A few weeks ago, I was quietly eating my breakfast on a small table by myself.

Suddenly this guy comes and sits on the other side of the table … literally next to me.

And why did he do this?

Was it because I invited him?

No.

Was it because he was being friendly?

No.

It was because his takeaway coffee was being made and he thought he would take the weight off his feet by sitting at someone else’s table and waiting till he was called to pick up his coffee.

What the fuck?

When did that behaviour become ‘a thing’?

You wouldn’t join a family at their table if you were waiting to pick up a takeaway so why is this OK?

What got me even more pissed off is that he sat there, not facing me and yet completely invading my personal space.

Eventually he looked at me and when he saw me staring at him, he asked ‘what my problem was’.

To which I replied …

“I’ve not had someone this close to me since I had my proctology exam, though to be fair, the doctor asked if he could be there”.

The great irony is he called ME rude.

On the bright side, it got rid of him and left a nasty taste in his mouth – though given he was drinking a Starbucks, he should have been used to that by now.

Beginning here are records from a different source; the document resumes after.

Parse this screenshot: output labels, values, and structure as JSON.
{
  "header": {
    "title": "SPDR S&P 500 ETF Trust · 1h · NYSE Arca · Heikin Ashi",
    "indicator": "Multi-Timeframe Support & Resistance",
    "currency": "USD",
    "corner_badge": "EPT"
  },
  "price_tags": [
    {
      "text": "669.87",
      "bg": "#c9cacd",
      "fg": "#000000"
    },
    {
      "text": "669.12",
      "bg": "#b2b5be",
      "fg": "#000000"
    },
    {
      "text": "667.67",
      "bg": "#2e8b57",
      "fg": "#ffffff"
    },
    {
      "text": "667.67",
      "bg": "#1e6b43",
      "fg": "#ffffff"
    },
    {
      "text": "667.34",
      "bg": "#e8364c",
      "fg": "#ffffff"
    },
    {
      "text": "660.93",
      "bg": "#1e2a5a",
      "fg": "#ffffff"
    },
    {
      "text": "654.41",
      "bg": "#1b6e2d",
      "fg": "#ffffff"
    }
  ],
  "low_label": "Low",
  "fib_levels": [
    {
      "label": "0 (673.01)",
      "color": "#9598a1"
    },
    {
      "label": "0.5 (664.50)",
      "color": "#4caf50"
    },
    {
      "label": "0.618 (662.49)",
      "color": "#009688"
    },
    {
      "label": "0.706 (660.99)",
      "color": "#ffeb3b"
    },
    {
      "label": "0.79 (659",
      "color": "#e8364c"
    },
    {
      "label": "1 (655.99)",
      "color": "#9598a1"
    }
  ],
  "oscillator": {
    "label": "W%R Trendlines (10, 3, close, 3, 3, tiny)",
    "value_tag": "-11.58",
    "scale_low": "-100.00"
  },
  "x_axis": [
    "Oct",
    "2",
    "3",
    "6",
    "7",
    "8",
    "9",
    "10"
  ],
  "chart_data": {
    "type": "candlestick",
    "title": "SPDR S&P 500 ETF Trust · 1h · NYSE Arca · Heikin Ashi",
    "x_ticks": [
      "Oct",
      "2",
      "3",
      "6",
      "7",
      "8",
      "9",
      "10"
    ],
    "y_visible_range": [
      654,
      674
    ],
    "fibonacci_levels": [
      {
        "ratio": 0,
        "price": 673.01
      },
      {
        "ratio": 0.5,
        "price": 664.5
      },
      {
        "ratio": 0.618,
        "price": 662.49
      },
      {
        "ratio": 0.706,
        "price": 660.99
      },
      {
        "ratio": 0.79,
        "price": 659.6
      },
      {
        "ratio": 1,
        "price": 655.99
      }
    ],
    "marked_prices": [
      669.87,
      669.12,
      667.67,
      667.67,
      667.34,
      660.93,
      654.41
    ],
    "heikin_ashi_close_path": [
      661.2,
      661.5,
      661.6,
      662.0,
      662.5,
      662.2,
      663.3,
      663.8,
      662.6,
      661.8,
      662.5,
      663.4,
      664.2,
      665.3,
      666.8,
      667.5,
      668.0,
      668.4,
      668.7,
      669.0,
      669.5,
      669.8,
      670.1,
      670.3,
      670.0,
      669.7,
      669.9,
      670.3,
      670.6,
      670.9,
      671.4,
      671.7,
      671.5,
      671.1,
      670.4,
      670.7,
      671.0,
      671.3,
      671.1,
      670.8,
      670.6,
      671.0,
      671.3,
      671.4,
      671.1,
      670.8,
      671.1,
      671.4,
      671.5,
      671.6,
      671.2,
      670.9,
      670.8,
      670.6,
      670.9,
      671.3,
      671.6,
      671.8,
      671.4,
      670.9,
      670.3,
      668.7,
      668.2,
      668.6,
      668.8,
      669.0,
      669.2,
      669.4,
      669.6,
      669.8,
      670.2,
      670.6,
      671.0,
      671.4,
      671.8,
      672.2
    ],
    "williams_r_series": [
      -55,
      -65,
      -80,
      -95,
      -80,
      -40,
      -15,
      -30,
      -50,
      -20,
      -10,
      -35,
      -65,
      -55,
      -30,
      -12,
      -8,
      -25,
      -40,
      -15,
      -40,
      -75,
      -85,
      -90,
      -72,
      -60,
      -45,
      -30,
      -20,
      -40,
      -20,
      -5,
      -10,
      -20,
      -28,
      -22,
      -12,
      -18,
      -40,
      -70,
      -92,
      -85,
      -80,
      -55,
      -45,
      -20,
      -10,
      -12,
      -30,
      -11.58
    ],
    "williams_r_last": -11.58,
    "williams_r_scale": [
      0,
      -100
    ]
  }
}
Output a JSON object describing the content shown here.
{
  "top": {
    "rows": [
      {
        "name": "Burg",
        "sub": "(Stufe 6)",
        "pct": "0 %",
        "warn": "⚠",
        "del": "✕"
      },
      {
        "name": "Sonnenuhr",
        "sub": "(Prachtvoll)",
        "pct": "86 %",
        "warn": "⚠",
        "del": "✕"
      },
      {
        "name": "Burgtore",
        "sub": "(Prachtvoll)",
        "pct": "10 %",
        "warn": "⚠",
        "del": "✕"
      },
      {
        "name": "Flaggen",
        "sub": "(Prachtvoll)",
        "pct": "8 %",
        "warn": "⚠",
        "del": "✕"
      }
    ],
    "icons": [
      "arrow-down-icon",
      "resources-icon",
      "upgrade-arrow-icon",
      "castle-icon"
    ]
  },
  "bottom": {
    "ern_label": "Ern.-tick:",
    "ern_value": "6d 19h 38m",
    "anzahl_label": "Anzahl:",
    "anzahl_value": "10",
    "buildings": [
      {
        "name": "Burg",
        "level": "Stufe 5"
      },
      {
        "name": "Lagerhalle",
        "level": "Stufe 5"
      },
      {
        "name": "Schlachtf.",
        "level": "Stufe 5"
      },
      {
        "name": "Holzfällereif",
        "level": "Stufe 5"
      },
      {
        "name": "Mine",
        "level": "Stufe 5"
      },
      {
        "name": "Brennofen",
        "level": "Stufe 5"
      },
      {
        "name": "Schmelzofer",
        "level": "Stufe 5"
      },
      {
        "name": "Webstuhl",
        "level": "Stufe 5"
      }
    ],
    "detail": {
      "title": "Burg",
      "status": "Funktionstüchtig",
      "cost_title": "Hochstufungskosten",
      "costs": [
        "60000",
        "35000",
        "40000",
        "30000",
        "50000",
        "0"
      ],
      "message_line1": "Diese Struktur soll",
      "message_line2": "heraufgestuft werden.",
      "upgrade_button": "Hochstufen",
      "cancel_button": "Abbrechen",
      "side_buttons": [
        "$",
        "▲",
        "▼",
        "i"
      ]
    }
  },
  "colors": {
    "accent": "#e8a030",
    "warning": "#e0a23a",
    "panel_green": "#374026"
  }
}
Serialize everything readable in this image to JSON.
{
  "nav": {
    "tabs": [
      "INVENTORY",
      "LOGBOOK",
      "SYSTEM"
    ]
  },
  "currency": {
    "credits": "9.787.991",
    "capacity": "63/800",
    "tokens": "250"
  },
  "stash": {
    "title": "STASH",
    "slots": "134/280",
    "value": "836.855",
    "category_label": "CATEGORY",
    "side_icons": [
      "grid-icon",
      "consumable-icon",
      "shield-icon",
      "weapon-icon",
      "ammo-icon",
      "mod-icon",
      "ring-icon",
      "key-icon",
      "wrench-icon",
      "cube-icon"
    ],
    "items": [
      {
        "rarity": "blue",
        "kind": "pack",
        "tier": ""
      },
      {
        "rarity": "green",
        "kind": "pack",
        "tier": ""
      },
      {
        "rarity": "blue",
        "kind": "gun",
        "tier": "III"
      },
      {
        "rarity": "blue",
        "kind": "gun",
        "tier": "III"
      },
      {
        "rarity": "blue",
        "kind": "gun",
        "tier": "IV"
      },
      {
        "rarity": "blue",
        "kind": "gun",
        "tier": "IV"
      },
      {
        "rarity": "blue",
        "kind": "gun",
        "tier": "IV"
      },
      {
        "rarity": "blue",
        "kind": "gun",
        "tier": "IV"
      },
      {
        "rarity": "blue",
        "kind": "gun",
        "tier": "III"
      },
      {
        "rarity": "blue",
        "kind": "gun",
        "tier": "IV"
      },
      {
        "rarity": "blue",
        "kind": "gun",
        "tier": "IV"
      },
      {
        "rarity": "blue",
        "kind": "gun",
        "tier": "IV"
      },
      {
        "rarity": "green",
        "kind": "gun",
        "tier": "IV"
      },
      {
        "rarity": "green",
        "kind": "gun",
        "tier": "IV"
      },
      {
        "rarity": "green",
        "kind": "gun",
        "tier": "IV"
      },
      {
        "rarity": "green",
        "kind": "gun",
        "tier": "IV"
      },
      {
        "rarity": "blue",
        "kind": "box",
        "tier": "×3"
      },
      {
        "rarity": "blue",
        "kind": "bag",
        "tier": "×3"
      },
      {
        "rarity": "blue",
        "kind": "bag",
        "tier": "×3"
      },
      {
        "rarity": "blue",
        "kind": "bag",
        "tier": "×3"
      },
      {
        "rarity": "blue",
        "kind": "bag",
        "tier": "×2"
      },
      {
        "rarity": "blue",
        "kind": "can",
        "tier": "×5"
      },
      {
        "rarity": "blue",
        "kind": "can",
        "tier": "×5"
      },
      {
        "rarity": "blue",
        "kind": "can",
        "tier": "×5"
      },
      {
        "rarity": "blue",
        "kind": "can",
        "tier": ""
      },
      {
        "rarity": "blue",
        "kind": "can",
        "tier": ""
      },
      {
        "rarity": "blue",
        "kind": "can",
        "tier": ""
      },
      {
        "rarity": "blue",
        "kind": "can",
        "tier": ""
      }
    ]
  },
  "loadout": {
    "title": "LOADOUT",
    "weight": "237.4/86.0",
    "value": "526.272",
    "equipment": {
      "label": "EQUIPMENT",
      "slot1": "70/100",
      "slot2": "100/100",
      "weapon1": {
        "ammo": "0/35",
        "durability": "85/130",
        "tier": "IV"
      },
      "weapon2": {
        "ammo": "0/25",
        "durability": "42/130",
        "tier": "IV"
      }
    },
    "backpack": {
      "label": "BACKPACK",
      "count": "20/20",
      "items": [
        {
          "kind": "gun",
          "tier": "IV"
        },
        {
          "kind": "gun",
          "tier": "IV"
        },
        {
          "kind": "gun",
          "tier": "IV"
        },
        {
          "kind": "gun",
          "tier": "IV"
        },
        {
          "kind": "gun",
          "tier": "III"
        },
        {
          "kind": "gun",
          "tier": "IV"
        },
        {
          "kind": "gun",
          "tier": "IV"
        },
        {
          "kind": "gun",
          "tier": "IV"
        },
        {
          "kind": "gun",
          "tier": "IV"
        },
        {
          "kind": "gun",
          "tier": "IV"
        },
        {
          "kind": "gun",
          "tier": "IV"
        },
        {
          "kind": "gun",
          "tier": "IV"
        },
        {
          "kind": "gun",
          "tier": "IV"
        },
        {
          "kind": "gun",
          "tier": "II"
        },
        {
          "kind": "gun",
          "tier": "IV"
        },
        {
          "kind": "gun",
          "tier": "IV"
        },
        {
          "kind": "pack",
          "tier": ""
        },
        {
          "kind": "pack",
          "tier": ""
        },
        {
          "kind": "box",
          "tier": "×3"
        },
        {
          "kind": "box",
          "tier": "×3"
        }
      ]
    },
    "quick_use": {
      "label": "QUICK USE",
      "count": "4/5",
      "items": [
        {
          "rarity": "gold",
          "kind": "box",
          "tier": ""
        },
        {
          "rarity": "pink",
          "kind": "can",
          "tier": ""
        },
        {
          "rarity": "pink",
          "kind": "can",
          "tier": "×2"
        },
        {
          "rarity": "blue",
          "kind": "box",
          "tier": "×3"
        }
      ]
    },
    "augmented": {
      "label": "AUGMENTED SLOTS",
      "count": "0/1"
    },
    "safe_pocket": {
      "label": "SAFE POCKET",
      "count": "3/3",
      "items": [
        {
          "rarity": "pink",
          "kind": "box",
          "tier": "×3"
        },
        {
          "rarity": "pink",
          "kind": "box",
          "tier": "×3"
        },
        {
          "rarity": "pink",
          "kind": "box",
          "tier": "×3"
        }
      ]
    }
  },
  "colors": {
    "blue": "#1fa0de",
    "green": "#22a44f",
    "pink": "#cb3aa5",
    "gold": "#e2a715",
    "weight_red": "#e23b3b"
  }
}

Boom Tish.



There Is No Normal, But There Is A Hell Of A Lot Of Ordinary …

One of the things I hate is when I hear someone say ‘normal’ in relation to people.

What are they going on about?

There is no such thing as normal.

There may be habits or tastes or behaviours that are common, but that doesn’t make the people undertaking them, normal.

Ordinary perhaps … but not normal.

Our industry is obsessed with trying to sell mass.

I get it – clients want to reach as many people as possible – but while it sounds more efficient for a clients marketing investment if you talk about people in terms of ‘normal’, it doesn’t mean it is more effective.

If anything, quite the opposite.

As I have said countless times, we need to stop thinking relevance is the win and start aiming for resonance.

Of course to do that, you have to be comfortable with uncomfortable – and that’s why I think we’ll be seeing terms like ‘normal’ and ‘relevance’ for decades to come.

Until most of us don’t exist anymore.